The American Academy of Pediatrics (AAP) wrote an open letter to the U.N. last month to ensure that all children be counted in the post-2015 global development agenda.
The letter, entitled “All Children Count But Not All Children Are Counted,” was addressed to the U.N. Statistical Commission and Inter-Agency Expert Group on Sustainable Development Goals (SDG) Indicators. It included two recommendations in response to the “leave no one behind” item of the post-2015 agenda:
- Ensure that children living outside of households and/or without parental care are represented in disaggregated data.
- Improve and expand data collection methodologies to ensure all children are represented.
The AAP argues that there is limited data on the number of children living in developing countries and that they should be represented in all data and estimates.
Today, many children in developing countries are born into conditions that pose many risks to their health and well-being, giving them a small chance for survival. About 29,000 children under the age of five die every day (that’s 21 each minute), mainly from preventable causes, according to UNICEF.
Lack of representation in data and estimates of hard-to-reach areas could further complicate the situations of vulnerable children as it would prevent them from getting the solutions they need.
According to the AAP, the children that are most at risk are those without parental care because of trafficking, conflict, disaster or armed group recruitment. Given the current state of international conflict and disaster, the risk of children not being counted has increased especially with the Syrian refugees.
UNICEF has also taken notice of the elevated risk and has requested $624 million to give water and school supplies for almost 500,000 children (2.6 million people total) that have been affected by the Syrian refugee crisis.
With its letter, the AAP addresses a critical issue that we are being faced with now: protecting children around the world.
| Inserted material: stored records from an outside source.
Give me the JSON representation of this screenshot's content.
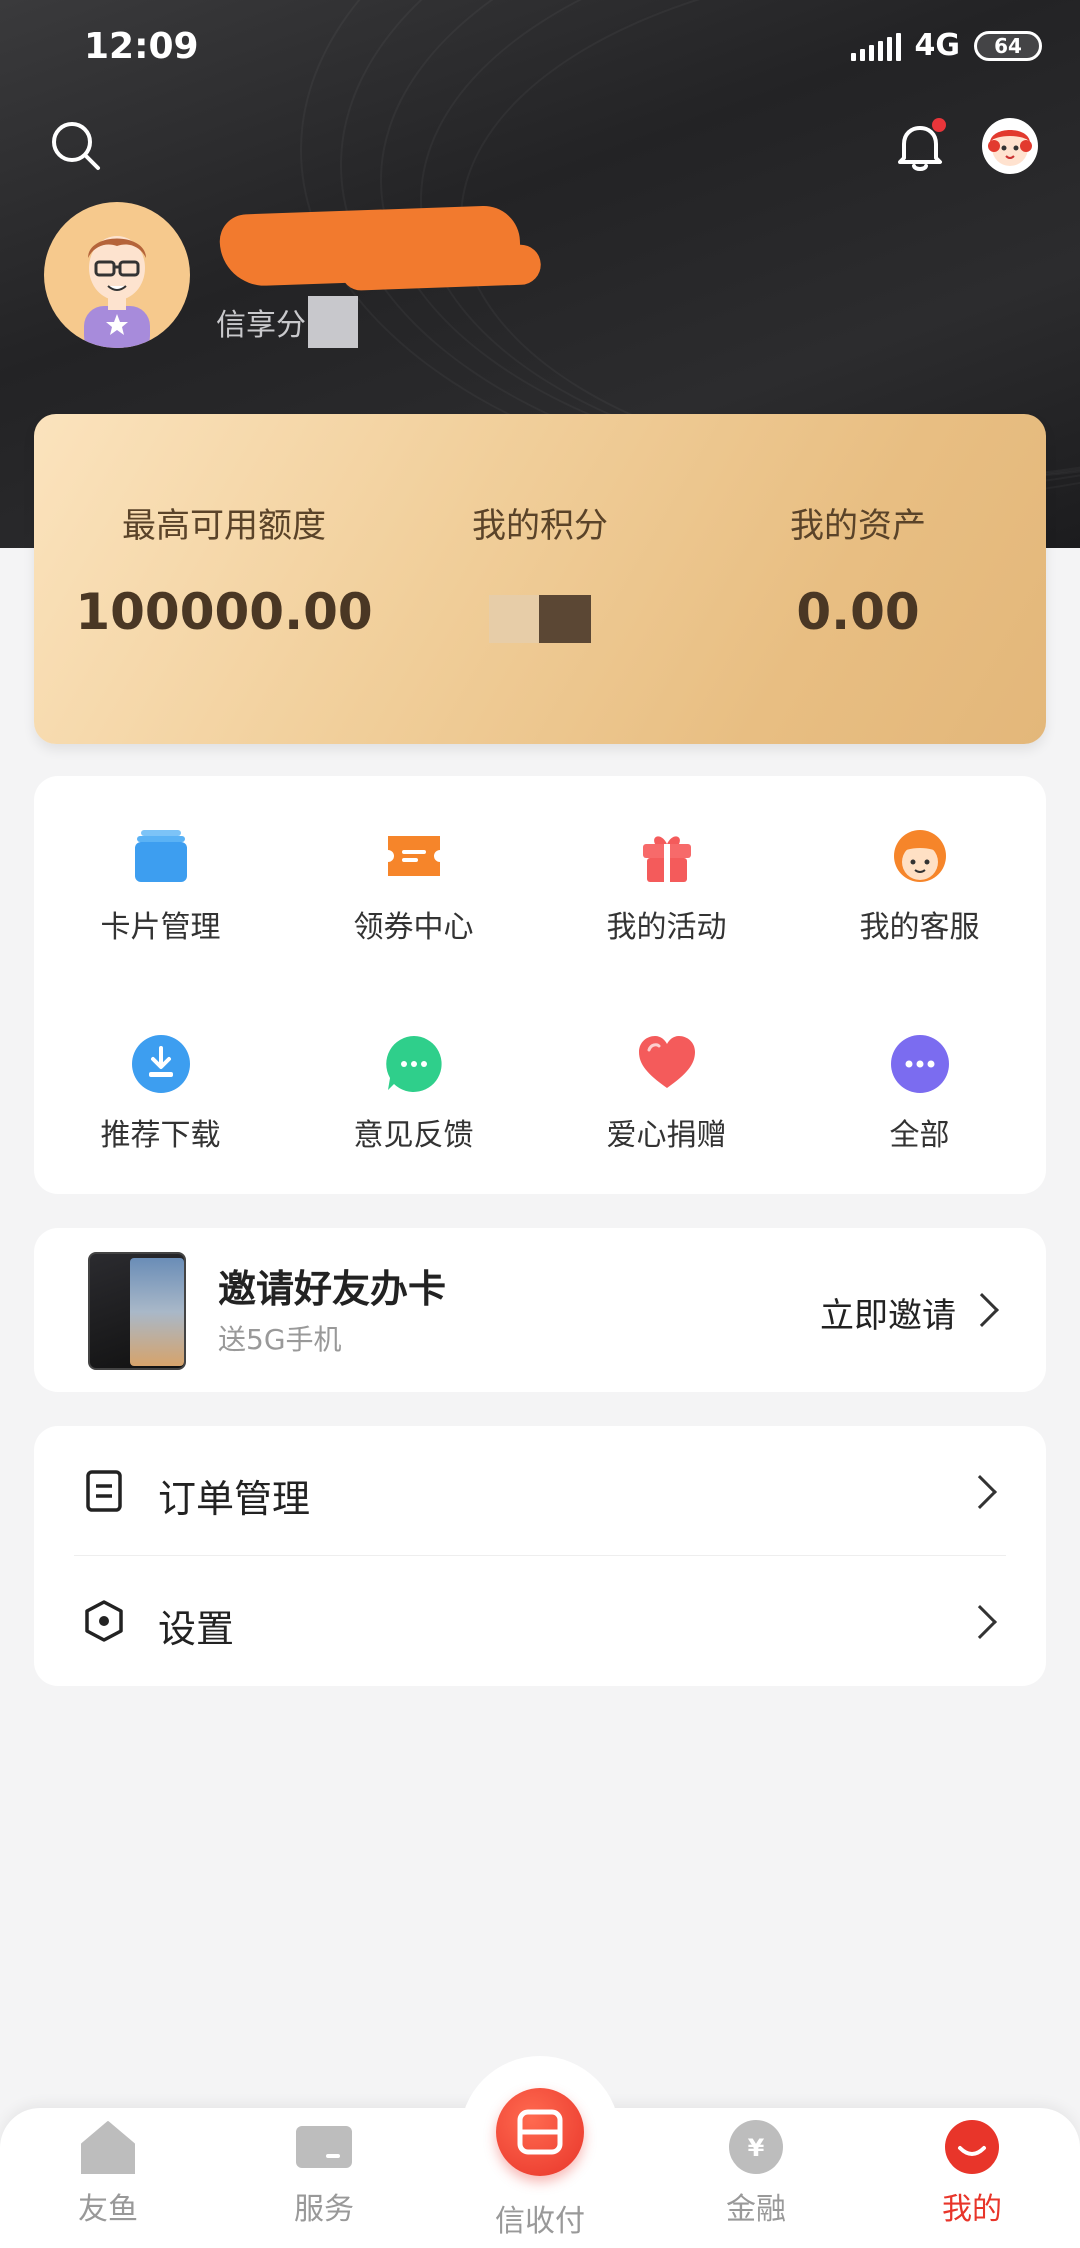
{
  "status_bar": {
    "time": "12:09",
    "network": "4G",
    "battery": "64"
  },
  "profile": {
    "credit_label": "信享分"
  },
  "stats": {
    "max_credit_label": "最高可用额度",
    "max_credit_value": "100000.00",
    "points_label": "我的积分",
    "assets_label": "我的资产",
    "assets_value": "0.00"
  },
  "grid": [
    {
      "label": "卡片管理",
      "icon": "card-icon"
    },
    {
      "label": "领券中心",
      "icon": "coupon-icon"
    },
    {
      "label": "我的活动",
      "icon": "gift-icon"
    },
    {
      "label": "我的客服",
      "icon": "service-icon"
    },
    {
      "label": "推荐下载",
      "icon": "download-icon"
    },
    {
      "label": "意见反馈",
      "icon": "feedback-icon"
    },
    {
      "label": "爱心捐赠",
      "icon": "heart-icon"
    },
    {
      "label": "全部",
      "icon": "more-icon"
    }
  ],
  "invite": {
    "title": "邀请好友办卡",
    "subtitle": "送5G手机",
    "action": "立即邀请"
  },
  "menu": {
    "orders": "订单管理",
    "settings": "设置"
  },
  "bottom_nav": {
    "home": "友鱼",
    "service": "服务",
    "pay": "信收付",
    "finance": "金融",
    "mine": "我的"
  },
  "colors": {
    "accent_red": "#e8352a",
    "active_tab": "#e8352a",
    "card_gold": "#f1cf9b"
  }
}
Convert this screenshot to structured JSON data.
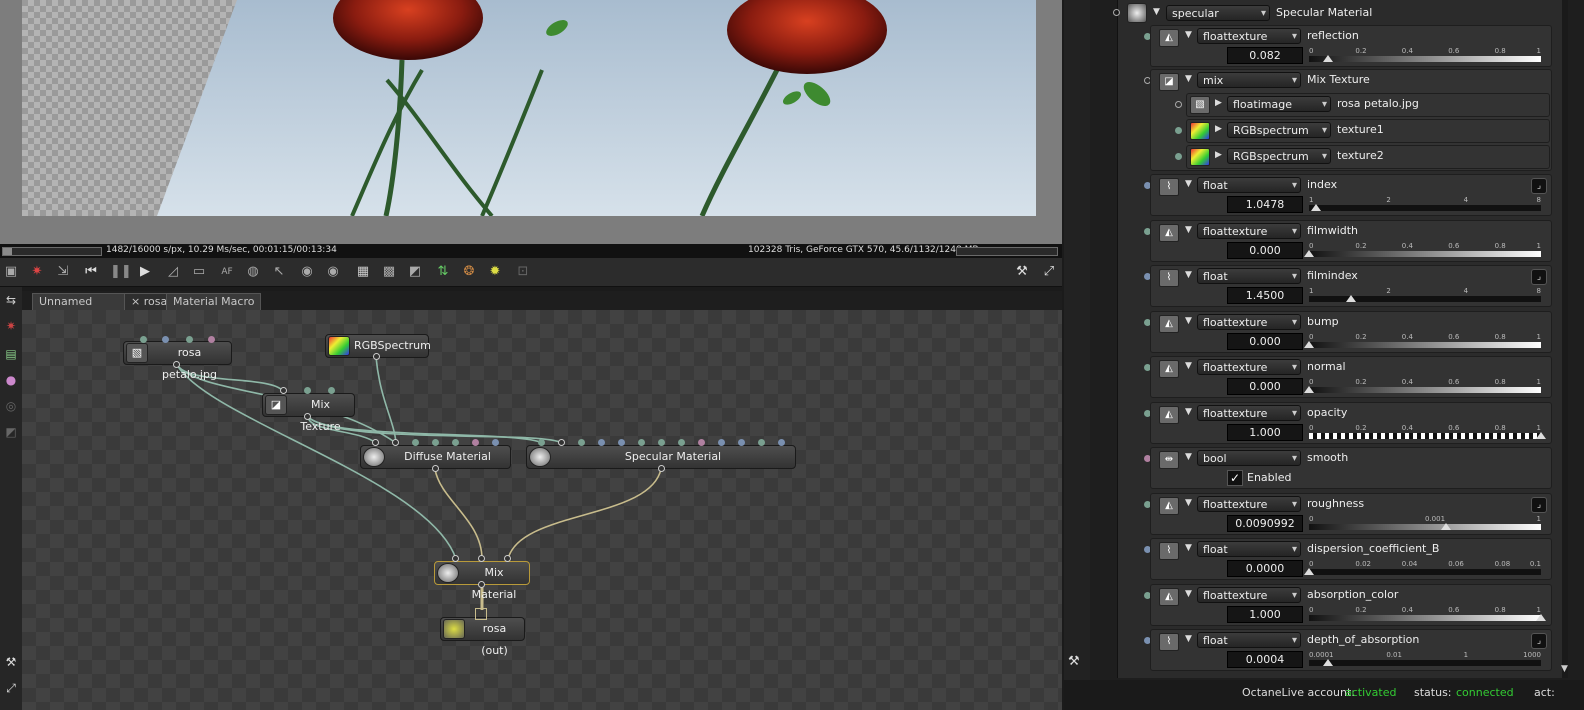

Children in suffering countries, who are incapable of protecting themselves, deserve our attention.
“Indeed, all children count, but not all children are counted,” AAP said.
– Ashley Tressel
Sources: AAP Publications, Lumos, UNICEF 1, UNICEF 2